Objectives: Chronic hepatitis C (CHC) patients selected for entry into treatment trials have been reported to have impaired health-related quality of life (HRQOL). However, these trials have an inherent selection bias, and HRQOL in CHC patients may have been underestimated because of the exclusion of patients with comorbid illness. The aim of this study was to assess HRQOL in an unselected group of CHC patients and to identify factors associated with impairment in HRQOL.
Methods: A total of 220 consecutive eligible CHC patients were enrolled from a hepatology clinic. HRQOL was assessed by the short form 36 (SF-36) and comorbid illnesses were assessed by an interview.
Results: CHC patients had significantly lower SF-36 scores in all subscales and in the summary scales when compared to those of the healthy general population in the United States (p < 0.001). Compared to CHC patients entering treatment trials, our patients had lower SF-36 scores on five subscales (p < 0.001). The presence of comorbid illness was the most important predictor of HRQOL in CHC patients. However, CHC alone resulted in significantly lower SF-36 scores in all subscales and summary scales (p < or = 0.003) compared to those of the healthy U.S. population. There was no correlation between SF-36 scores and history of i.v. drug use or dependence. alcohol dependence. and serum aminotransferase levels.

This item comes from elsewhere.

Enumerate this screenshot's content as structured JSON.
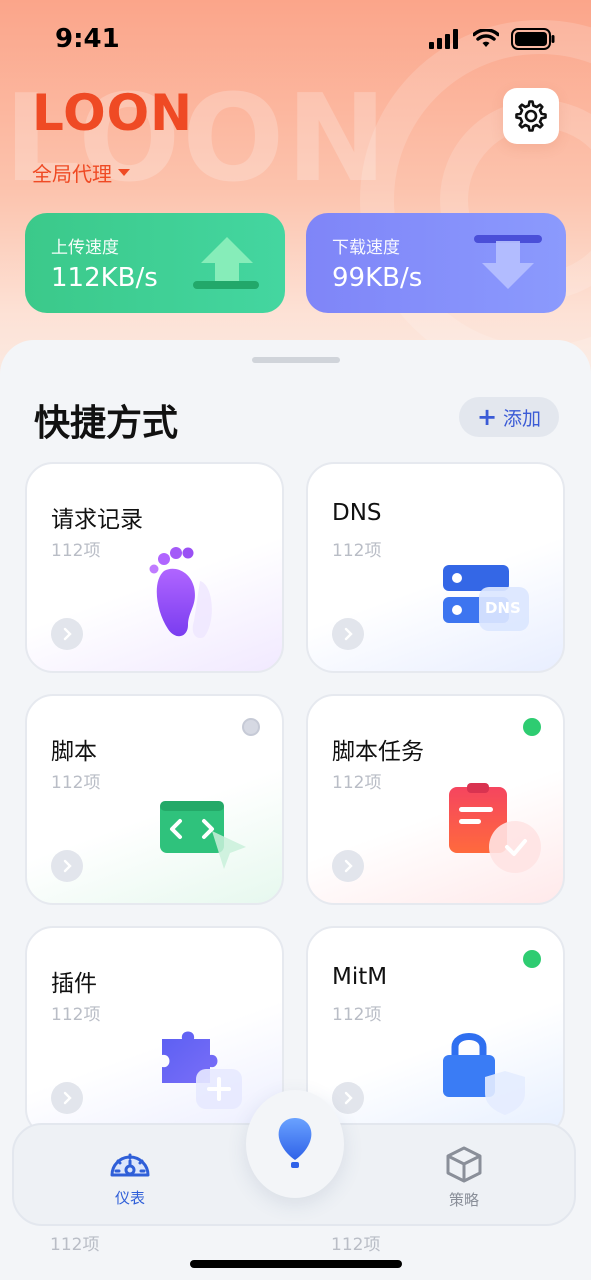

Conclusions: We conclude that unselected CHC patients presenting for medical evaluation have a reduced HRQOL, which is lower than that reported for CHC patients entering treatment trials. CHC alone is associated with significant impairment in HRQOL, but the presence of comorbid illness leads to further diminution in HRQOL.